LONDON (Reuters) - Pan-European bourse Euronext (ENX.PA) said on Tuesday it would extend its contract with Britain’s LCH (LSE.L) in a surprise move that could defuse tension over where clearing of euro-denominated transactions should take place after Brexit.
Euronext’s contract with LCH, a unit of the London Stock Exchange Group (LSE.L), was due to expire in 2018. Euronext had previously announced that it planned to use Intercontinental Exchange (ICE.N) in the Netherlands for clearing, but those plans have now been scrapped.
Euronext and LCH said on Tuesday they have signed binding terms for a 10-year clearing deal they expect to complete in the fourth quarter of this year.
Euronext said the deal avoids customers facing added costs of switching from one clearing house to another at a time when they already face major challenges like new European Union securities rules, and adapting to Britain being outside the EU from 2019.
Under the deal, Euronext will swap its 2.3 percent stake in LCH Group in London for an 11.1 percent share in LCH’s Paris unit, giving Euronext a financial incentive to increase clearing volumes in France.
Euronext and LCH will “work together” to cut clearing fees by 5 percent to 15 percent from January 2019, Euronext said.

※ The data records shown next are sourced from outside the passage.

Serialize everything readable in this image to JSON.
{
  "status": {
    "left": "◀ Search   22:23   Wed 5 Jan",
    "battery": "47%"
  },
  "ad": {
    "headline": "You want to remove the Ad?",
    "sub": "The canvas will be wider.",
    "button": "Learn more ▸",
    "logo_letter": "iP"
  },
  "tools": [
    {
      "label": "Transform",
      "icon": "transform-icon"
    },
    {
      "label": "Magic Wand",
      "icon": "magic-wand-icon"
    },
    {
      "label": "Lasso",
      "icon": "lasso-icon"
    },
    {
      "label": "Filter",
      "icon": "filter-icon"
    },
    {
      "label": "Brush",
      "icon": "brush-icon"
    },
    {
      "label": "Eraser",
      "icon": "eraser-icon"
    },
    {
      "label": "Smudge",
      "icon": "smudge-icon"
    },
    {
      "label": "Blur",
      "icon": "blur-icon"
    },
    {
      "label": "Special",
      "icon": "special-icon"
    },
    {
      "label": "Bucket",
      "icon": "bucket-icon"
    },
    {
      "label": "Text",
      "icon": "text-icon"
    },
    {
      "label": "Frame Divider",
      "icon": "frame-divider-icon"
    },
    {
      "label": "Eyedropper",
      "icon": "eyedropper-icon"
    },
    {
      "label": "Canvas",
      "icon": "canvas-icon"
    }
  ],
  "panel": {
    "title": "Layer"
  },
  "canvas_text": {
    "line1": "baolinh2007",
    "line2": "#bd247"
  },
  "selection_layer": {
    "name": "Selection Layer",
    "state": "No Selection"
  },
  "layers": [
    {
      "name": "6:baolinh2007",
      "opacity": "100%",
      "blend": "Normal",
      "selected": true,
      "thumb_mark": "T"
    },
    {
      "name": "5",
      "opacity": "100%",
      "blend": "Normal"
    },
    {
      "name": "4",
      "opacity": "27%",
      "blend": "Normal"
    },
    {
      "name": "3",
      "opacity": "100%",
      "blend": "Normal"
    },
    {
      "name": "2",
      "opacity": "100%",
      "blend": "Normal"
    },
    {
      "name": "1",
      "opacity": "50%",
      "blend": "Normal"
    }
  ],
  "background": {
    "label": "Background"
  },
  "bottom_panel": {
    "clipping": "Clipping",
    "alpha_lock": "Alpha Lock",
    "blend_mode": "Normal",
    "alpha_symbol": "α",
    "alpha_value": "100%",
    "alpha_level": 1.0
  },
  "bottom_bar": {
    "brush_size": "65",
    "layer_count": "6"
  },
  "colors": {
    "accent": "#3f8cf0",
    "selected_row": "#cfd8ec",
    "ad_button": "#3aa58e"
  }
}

Clearing ensures that a stock, bond or derivatives transaction is completed safely and smoothly, even if one side of the deal goes bust.
An arcane part of financial plumbing, it has become highly politicised, with EU policymakers saying that clearing of euro denominated derivatives, which LCH’s London unit dominates, should move to the euro zone after Brexit.
Euronext said the deal would allow clearing in a wider range of products, but did not say what those products would be. It could mean LCH effectively shifting enough of its euro clearing to Paris to satisfy euro zone demands.
The deal could also make it harder for Deutsche Boerse (DB1Gn.DE) owned rival Eurex in Frankfurt to pick up euro clearing business that shifts to the single currency area.
Euronext will have to pay ICE an undisclosed break-up fee.
Reporting by Huw Jones; Editing by Susan Fenton